Massachusetts boasts a rich network of museums, archives, historical societies, documentary filmmakers, and historic preservation agencies, as well as one of the top public research universities in the nation. Since 1986, the Public History Program at the University of Massachusetts Amherst has provided a vital link between the University and the Commonwealth’s wide variety of institutions that preserve and communicate history to the public. The Public History program aims to train graduate students to work on historical projects with a broad range of audiences and institutions, and to prepare them for careers in museums, archives, historic preservation agencies, policy centers, community organizations, to provide historical services for area institutions and for the Commonwealth of Massachusetts, and ultimately to advance—through research, hands-on fieldwork, and scholarship—both the theory and methods that inform and shape public history practice.
The University of Mississippi Slavery Research Group
The University of Mississippi Research Group (UMSRG) is an association of the University of Mississippi faculty and staff working across disciplines to learn more about the history of slavery and enslaved people in Oxford and on campus. It has tried to identify as many enslaved workers on its campus as possible, but names remain elusive, and this work continues. To date, the group has discovered the names of the following enslaved people.
The UTEP Borderlands Public History Lab
El Paso, Texas
The UTEP Borderlands Public History Lab, launched in January 2016, preserves and promotes borderlands and immigration histories while mentoring students to develop professional skills in research, public presentation, and working collaboratively. The work of the BPHL is grounded in the long-time success of Museo Urbano and the Institute of Oral History. Museo Urbano is a museum without walls that began on the streets of the historic El Segundo Barrio in 2006. Bringing history to the community through workshops, museum exhibits, publications, and cultural events, Museo Urbano believes that understanding the past helps us understand the present and envision our future. A second critical component of the BPHL is the Institute of Oral History, which was established as part of the Department of History in 1972 for the purpose of preserving the history of the region adjacent to the Rio Grande both in the United States and in Mexico. It is known internationally for its collection of over 1,000 interviews and over 20,000 pages of transcripts.
Brazilian Network of Researchers of Sites of Memory and Conscience

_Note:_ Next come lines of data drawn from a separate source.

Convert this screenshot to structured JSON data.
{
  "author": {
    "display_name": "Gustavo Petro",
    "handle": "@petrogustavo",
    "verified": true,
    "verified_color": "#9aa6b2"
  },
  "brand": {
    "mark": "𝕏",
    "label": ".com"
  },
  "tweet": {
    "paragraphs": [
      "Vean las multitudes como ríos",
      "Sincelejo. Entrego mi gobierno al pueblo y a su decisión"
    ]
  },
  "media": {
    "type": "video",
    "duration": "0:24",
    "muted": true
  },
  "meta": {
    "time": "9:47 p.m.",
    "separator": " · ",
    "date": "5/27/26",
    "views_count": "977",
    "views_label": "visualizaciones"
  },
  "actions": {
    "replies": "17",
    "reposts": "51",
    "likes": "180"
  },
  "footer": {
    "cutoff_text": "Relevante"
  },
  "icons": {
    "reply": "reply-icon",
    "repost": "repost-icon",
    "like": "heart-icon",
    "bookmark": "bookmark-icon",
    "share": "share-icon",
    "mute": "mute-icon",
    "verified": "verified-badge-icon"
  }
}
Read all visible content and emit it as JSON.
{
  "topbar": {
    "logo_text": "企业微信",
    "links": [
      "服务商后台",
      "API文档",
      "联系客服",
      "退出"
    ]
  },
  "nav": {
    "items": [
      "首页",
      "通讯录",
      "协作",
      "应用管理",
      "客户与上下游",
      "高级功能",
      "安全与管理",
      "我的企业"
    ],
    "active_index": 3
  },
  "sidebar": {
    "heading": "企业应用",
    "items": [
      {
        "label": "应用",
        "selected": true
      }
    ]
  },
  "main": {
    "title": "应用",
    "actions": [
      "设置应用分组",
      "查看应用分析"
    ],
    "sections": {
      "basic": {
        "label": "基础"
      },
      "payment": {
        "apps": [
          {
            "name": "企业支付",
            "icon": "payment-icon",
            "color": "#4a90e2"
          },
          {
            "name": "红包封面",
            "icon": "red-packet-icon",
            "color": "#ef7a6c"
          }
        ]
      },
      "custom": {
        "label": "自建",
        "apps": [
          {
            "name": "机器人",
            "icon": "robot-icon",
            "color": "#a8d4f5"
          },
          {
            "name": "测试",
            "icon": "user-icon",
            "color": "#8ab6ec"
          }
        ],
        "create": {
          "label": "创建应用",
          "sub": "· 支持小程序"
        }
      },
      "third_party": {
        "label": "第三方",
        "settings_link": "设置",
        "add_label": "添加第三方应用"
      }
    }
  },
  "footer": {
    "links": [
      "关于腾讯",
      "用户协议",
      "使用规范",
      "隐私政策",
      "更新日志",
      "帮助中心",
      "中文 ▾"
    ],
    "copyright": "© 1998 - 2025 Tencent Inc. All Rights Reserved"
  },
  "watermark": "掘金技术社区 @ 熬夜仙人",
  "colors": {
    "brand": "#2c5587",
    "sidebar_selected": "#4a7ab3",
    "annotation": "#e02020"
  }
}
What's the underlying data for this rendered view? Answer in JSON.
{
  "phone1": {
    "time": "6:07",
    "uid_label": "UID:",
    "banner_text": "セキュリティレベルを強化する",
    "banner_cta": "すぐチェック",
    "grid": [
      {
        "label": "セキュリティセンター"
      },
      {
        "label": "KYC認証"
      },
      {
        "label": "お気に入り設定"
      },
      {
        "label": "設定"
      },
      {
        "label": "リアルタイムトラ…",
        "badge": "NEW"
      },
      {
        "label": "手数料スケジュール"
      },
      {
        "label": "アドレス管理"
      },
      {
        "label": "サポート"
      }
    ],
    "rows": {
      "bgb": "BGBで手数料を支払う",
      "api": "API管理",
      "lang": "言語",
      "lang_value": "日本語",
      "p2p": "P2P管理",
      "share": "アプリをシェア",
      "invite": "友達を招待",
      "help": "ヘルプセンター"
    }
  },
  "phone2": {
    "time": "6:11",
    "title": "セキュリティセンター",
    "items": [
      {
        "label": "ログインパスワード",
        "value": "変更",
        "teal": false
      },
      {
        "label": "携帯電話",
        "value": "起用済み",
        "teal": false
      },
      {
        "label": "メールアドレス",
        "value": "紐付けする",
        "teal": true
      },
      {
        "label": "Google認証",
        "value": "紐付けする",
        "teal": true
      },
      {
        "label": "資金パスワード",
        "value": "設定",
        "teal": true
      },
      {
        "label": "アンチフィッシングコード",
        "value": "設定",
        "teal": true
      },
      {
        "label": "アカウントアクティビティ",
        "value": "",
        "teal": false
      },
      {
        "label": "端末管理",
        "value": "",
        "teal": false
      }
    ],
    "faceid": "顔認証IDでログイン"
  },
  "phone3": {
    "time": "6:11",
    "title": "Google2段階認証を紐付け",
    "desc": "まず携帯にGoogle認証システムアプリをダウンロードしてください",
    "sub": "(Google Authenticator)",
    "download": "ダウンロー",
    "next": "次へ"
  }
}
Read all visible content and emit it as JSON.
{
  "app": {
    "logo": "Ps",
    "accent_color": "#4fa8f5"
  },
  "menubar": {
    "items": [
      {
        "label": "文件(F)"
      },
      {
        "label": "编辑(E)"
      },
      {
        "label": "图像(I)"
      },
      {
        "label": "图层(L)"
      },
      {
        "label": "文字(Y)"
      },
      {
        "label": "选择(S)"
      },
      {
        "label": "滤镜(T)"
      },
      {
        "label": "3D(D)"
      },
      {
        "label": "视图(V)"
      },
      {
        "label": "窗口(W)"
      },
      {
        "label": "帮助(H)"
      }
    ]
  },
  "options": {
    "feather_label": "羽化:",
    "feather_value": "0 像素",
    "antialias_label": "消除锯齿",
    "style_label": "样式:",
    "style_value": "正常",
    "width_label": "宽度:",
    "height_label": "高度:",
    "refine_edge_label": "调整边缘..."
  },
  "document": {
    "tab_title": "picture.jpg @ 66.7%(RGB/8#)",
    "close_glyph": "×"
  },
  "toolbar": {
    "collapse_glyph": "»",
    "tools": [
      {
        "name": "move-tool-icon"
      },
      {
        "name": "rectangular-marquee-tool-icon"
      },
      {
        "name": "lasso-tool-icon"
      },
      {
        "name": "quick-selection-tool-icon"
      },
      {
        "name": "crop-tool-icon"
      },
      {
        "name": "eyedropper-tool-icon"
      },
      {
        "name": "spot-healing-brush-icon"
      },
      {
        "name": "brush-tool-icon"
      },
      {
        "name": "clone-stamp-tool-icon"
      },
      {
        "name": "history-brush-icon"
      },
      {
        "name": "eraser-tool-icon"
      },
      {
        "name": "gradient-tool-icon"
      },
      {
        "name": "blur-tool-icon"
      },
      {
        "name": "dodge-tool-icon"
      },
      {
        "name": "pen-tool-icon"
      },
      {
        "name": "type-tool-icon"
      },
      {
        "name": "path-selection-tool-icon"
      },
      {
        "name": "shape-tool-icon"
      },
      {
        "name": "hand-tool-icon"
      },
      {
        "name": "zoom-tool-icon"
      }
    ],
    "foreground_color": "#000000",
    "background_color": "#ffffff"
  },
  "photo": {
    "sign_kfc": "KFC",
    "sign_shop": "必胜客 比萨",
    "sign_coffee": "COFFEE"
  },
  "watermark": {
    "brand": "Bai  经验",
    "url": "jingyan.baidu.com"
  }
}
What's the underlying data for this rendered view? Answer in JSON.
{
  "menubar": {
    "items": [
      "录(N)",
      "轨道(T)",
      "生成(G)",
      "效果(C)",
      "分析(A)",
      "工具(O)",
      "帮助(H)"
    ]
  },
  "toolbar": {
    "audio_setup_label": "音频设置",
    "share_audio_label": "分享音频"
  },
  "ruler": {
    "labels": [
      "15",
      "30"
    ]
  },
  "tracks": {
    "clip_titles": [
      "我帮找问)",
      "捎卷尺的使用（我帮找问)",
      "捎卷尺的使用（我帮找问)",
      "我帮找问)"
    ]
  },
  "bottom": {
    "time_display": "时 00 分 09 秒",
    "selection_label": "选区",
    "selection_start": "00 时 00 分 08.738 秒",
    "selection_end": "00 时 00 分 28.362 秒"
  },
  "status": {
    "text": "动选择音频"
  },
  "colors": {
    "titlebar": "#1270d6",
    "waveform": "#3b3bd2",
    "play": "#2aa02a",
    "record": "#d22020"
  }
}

The Brazilian Network of Researchers of Sites of Memory and Conscience is an articulation of researchers and managers related to different academic and cultural institutions that work on the relations between violence, spaces, and sensitive memories. The network is a space for dialogue, sharing, and stimulation of partnerships among its members. They aim to empower the sites of conscience in Brazil, the broadening of the field of memory studies in the country, and the worldwide diffusion of the knowledge about sites in Brazil.